Your objective | Select, from the material below, each line with "help" in it.

Dataset records |
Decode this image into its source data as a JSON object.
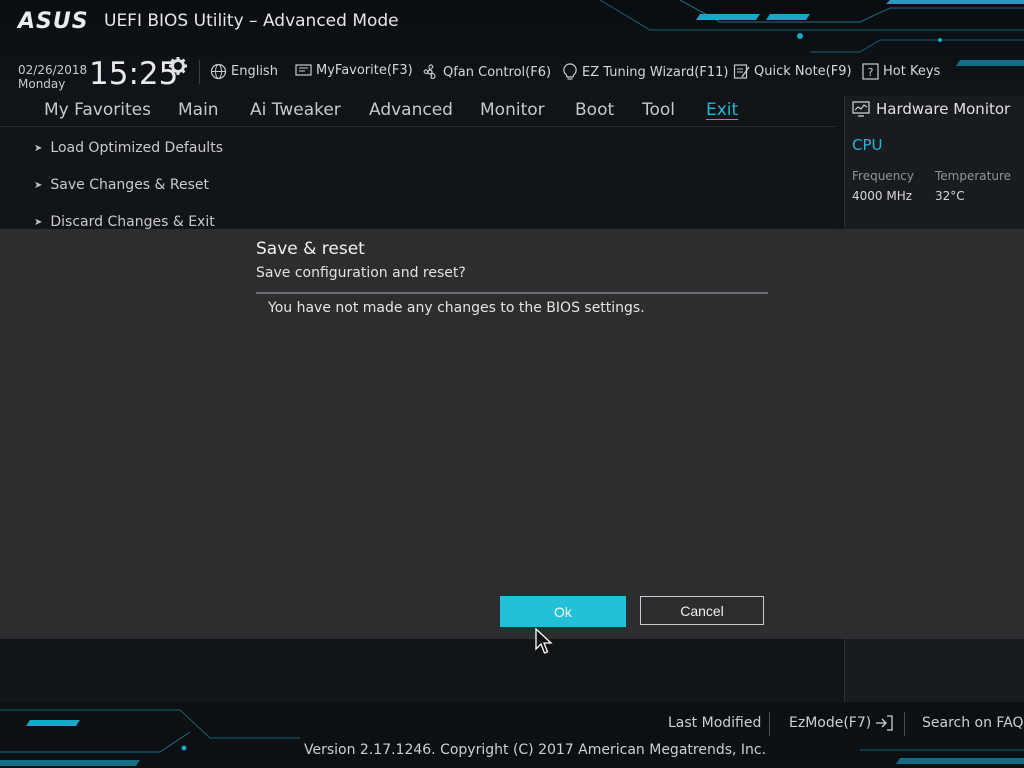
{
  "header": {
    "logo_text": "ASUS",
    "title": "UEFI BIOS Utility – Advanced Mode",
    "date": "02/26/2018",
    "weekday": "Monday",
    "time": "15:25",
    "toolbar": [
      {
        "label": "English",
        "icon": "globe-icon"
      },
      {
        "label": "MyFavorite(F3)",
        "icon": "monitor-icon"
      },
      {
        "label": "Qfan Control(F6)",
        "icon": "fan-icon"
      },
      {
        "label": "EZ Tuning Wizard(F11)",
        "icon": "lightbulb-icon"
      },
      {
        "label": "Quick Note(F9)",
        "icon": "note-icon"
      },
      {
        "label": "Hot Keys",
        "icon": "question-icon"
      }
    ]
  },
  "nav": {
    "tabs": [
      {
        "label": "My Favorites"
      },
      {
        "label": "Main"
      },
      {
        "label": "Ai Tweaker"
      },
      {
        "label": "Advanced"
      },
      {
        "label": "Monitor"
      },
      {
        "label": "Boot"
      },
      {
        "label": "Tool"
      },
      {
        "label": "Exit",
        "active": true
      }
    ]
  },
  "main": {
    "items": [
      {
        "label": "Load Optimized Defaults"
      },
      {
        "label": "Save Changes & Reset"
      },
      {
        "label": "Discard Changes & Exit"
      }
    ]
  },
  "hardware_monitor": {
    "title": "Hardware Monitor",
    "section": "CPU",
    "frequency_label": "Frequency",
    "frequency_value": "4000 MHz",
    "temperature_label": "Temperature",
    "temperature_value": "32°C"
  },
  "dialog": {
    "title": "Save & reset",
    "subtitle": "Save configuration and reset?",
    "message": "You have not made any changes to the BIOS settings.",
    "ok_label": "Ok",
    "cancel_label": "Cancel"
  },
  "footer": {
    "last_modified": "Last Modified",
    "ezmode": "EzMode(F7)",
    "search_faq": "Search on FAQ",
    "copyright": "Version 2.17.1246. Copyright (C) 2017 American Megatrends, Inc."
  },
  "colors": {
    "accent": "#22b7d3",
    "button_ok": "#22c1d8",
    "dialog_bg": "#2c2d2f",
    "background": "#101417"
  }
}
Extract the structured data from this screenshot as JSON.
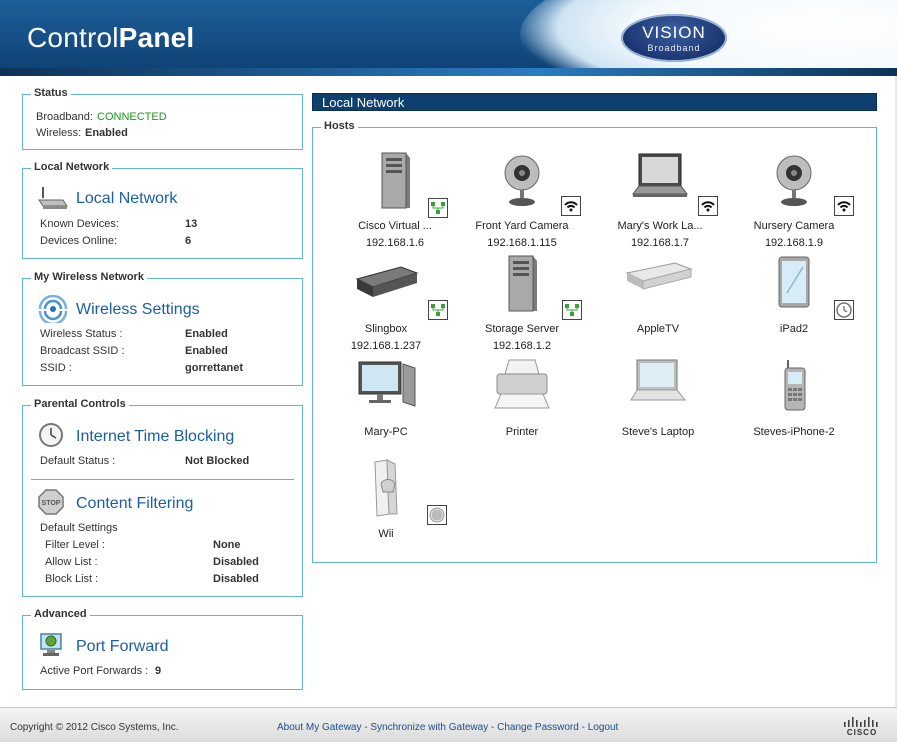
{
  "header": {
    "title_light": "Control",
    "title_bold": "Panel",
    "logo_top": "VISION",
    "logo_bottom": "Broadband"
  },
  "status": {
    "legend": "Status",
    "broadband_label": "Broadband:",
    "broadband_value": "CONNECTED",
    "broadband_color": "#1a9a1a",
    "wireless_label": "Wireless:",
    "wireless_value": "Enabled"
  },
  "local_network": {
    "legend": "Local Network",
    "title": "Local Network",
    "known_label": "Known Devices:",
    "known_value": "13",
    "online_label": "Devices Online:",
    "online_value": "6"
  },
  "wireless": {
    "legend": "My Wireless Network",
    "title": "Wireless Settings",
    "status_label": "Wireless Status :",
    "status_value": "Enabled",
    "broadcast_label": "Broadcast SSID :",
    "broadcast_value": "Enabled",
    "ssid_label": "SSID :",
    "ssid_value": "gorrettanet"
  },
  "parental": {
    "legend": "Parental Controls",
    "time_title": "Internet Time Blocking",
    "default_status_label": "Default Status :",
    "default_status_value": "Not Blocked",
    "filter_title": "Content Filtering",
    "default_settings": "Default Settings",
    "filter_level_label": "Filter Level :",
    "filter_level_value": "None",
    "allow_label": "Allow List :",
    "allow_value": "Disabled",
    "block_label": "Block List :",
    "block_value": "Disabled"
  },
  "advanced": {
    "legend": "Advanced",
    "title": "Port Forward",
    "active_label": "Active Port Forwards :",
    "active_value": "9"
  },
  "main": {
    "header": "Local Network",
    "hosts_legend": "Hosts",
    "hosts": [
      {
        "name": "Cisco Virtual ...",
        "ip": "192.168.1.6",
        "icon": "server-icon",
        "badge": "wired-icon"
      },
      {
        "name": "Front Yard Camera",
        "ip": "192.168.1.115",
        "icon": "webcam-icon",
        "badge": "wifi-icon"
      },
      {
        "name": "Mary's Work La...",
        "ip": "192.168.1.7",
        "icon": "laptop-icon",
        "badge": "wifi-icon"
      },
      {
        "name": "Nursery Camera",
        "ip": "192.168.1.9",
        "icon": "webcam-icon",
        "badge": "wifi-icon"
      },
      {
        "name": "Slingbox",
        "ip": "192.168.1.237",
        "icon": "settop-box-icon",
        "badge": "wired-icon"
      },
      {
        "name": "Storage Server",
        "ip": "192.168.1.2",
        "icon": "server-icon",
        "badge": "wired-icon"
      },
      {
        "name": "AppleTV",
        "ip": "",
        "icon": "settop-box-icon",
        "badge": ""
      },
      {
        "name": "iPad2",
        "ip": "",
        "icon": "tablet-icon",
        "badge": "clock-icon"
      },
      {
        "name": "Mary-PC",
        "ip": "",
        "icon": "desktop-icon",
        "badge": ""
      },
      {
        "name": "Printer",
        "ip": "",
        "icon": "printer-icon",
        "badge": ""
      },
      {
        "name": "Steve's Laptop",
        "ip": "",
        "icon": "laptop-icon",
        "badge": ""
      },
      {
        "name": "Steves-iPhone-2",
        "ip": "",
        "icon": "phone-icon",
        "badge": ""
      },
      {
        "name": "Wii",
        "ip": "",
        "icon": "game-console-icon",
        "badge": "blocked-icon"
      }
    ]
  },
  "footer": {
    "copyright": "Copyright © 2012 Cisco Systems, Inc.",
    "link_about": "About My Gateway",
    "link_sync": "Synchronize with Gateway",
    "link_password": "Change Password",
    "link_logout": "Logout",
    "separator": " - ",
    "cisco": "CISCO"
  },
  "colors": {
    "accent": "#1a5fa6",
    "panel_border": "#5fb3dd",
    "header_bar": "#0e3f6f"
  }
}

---

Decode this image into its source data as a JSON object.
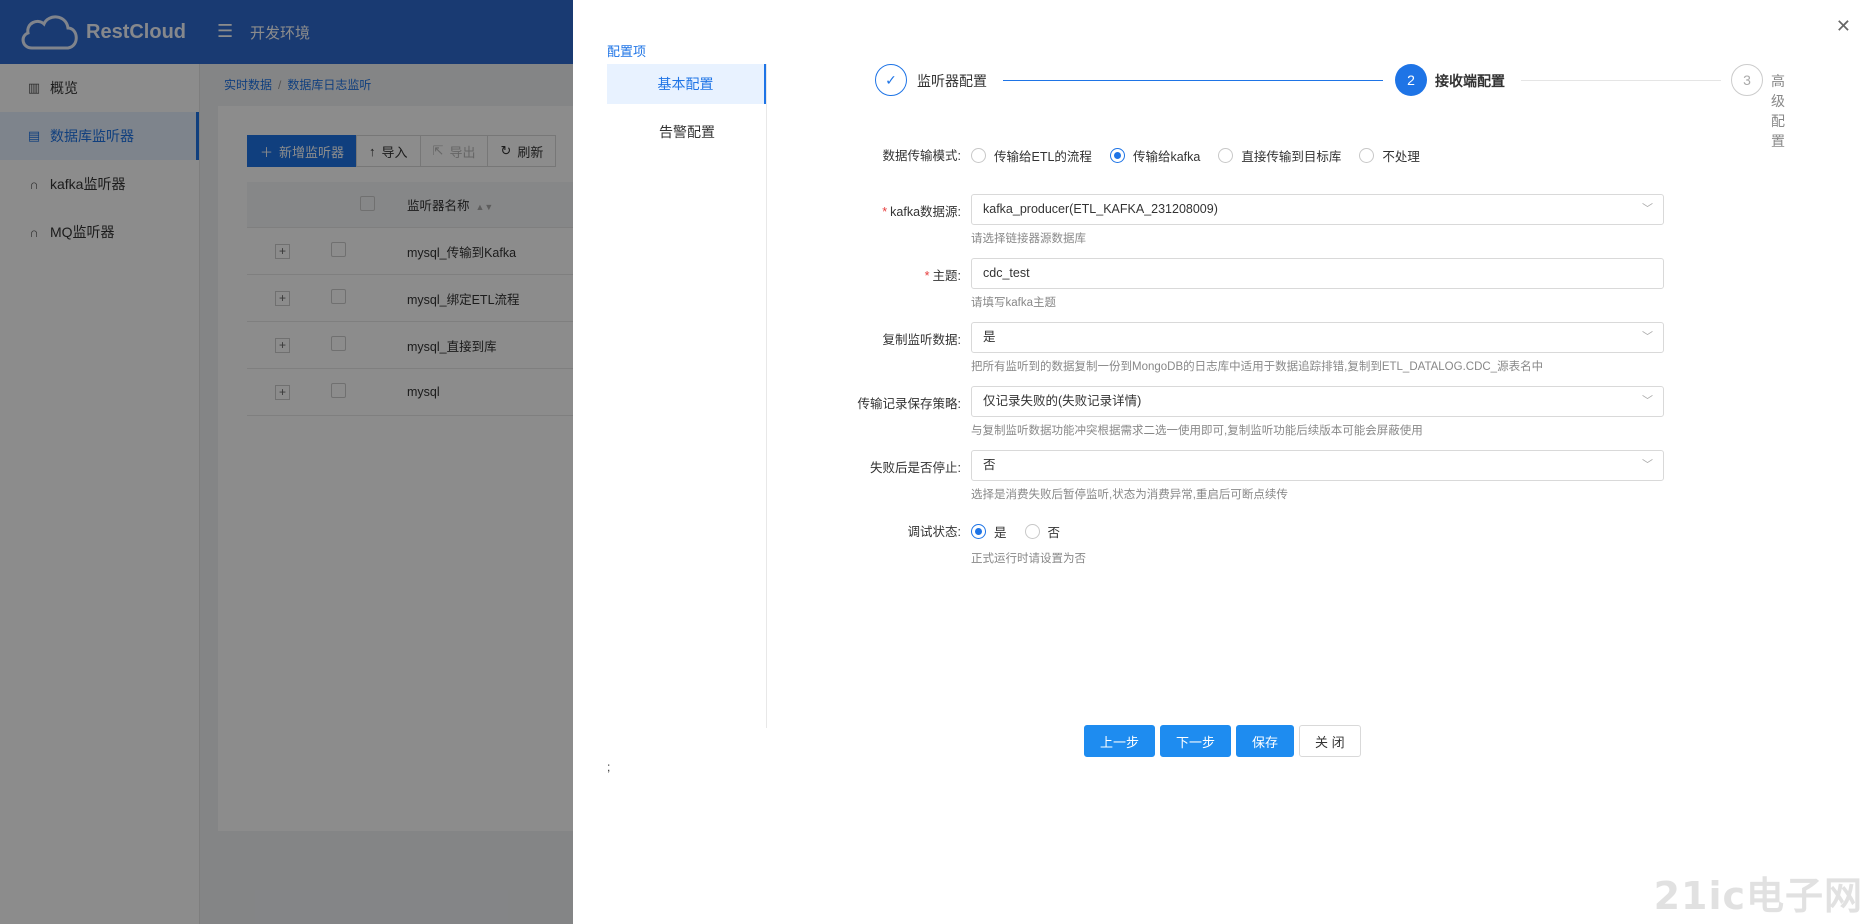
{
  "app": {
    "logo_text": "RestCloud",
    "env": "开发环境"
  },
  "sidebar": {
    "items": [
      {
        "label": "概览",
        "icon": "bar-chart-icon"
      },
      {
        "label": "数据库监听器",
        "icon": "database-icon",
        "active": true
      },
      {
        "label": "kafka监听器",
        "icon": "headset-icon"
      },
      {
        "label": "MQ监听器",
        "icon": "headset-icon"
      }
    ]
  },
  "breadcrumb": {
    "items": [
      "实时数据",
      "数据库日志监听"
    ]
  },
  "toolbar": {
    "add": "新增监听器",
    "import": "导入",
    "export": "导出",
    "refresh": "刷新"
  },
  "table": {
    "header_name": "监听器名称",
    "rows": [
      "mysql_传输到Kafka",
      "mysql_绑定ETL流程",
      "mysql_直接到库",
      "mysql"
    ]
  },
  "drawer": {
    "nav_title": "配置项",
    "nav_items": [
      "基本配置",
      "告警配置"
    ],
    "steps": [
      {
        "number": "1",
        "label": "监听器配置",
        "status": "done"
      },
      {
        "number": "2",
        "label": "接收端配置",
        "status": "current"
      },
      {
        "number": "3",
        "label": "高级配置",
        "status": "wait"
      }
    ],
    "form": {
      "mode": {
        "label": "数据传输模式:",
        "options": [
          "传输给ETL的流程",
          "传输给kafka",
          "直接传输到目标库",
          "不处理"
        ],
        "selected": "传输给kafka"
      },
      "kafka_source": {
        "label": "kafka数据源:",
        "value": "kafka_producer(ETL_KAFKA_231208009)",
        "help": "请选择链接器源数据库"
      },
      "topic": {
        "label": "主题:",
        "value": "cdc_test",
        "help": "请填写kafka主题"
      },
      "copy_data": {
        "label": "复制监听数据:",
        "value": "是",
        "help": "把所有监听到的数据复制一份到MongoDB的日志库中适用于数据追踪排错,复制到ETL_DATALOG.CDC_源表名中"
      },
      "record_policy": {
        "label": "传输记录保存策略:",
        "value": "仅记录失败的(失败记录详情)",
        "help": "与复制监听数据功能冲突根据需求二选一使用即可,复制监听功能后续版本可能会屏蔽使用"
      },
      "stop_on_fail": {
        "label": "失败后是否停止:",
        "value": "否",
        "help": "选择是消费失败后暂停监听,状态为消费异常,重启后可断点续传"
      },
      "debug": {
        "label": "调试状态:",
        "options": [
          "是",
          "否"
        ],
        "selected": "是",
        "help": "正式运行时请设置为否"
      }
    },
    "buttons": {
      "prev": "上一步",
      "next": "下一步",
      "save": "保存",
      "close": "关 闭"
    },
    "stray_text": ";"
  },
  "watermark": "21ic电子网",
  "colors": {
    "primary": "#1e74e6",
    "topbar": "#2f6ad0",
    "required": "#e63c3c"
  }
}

Exercise solution |
        "help": "请选择链接器源数据库"
        "help": "请填写kafka主题"
        "help": "把所有监听到的数据复制一份到MongoDB的日志库中适用于数据追踪排错,复制到ETL_DATALOG.CDC_源表名中"
        "help": "与复制监听数据功能冲突根据需求二选一使用即可,复制监听功能后续版本可能会屏蔽使用"
        "help": "选择是消费失败后暂停监听,状态为消费异常,重启后可断点续传"
        "help": "正式运行时请设置为否"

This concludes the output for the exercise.